The process forms a lightweight component with microscale air cavities. Upon tensile loading, debonding of the secondary phase facilitates the interconnection of microcellular voids to form channels such that the stretched component becomes a bundle of fibrils. Compared to other toughening methods, this method achieves a more significant improvement in ductility and toughness. It also has the benefit of higher production efficiency, better dimensional stability, and greater design freedom thanks to the foamed injection molding process.

Sustainable Organic Aerogels for Insulation

UW–Madison researchers have developed hybrid organic aerogels with desirable insulation properties. They are made by combining a water soluble polymer and a carbon nanofiller such as graphene oxide nanosheet with cellulose nanofibrilliated fibers (CNFs) derived from biomass. The organic polymer, such as polyvinyl alcohol (PVA), is cross-linked to form a gel and water is removed by freeze-drying. The surface of the aerogel can by further modified.

Solar Cells Track Sun

UW–Madison researchers have developed a passive solar tracking system utilizing materials that move in response to sunlight.

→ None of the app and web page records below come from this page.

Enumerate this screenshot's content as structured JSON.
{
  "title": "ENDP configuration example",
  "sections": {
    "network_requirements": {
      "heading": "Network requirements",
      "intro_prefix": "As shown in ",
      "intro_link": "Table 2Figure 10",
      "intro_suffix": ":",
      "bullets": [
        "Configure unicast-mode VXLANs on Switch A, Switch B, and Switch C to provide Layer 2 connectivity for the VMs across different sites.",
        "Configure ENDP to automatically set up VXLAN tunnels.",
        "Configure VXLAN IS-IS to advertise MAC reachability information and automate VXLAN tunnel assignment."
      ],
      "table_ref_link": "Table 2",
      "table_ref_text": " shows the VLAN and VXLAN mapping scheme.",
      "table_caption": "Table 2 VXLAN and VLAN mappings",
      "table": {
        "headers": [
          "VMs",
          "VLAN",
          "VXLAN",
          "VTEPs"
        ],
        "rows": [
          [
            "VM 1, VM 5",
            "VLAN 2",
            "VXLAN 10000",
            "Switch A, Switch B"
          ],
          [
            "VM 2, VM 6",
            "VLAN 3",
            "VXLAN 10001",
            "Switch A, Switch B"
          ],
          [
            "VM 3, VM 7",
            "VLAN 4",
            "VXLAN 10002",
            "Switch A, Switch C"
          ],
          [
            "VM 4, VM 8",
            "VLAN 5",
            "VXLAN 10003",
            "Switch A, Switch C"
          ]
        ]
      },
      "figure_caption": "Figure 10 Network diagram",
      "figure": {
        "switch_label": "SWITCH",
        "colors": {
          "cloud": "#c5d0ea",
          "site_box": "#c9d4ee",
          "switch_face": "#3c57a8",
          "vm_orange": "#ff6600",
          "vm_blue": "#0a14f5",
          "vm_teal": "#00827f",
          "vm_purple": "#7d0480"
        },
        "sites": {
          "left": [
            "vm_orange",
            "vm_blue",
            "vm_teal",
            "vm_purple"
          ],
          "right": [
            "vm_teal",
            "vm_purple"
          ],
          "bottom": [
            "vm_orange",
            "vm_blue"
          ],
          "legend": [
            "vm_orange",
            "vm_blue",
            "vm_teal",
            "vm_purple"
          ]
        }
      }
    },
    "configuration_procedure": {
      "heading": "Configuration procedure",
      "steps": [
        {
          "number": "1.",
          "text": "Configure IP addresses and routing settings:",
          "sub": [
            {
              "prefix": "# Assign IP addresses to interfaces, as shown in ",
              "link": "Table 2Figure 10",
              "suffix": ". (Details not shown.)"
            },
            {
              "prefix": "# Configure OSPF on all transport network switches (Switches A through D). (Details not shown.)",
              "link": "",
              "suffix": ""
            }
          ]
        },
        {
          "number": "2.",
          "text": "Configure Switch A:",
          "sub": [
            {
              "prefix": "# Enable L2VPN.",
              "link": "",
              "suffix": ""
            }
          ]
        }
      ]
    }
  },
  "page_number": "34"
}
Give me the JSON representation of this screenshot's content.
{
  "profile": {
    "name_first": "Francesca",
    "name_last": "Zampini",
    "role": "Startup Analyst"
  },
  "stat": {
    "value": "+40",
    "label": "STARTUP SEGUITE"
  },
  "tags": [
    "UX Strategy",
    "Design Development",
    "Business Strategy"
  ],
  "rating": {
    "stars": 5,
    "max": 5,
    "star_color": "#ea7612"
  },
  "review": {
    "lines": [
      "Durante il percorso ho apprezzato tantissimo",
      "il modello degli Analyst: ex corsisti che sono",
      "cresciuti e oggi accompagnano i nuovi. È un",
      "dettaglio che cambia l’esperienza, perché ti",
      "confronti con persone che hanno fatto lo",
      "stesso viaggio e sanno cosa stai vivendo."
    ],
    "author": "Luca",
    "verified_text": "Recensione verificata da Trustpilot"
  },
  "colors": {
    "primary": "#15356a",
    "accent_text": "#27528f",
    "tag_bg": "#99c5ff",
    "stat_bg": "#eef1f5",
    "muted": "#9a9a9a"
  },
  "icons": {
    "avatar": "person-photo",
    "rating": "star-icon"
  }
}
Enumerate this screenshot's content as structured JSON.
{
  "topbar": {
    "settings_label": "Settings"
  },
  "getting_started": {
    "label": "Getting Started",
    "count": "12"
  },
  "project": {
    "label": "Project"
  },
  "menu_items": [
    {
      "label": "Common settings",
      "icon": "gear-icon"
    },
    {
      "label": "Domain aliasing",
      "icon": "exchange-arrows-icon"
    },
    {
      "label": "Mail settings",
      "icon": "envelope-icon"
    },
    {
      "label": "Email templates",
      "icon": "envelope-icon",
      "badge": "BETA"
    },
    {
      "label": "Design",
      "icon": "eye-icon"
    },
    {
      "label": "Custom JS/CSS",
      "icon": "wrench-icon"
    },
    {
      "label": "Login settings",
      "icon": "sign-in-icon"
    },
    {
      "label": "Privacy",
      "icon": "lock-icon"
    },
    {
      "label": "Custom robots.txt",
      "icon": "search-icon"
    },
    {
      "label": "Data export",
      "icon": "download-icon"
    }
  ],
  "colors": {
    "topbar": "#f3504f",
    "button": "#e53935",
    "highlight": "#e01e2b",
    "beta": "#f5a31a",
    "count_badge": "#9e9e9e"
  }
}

In the system, a solar cell panel is supported by flexible posts. The posts are made from a composite material, including a liquid crystal elastomer. This material has properties that cause it to contract and tilt when exposed to heat. To further exploit such properties, the material is embedded with carbon nanotubes that act as miniature heat sources, absorbing sunlight and giving off warmth.
View More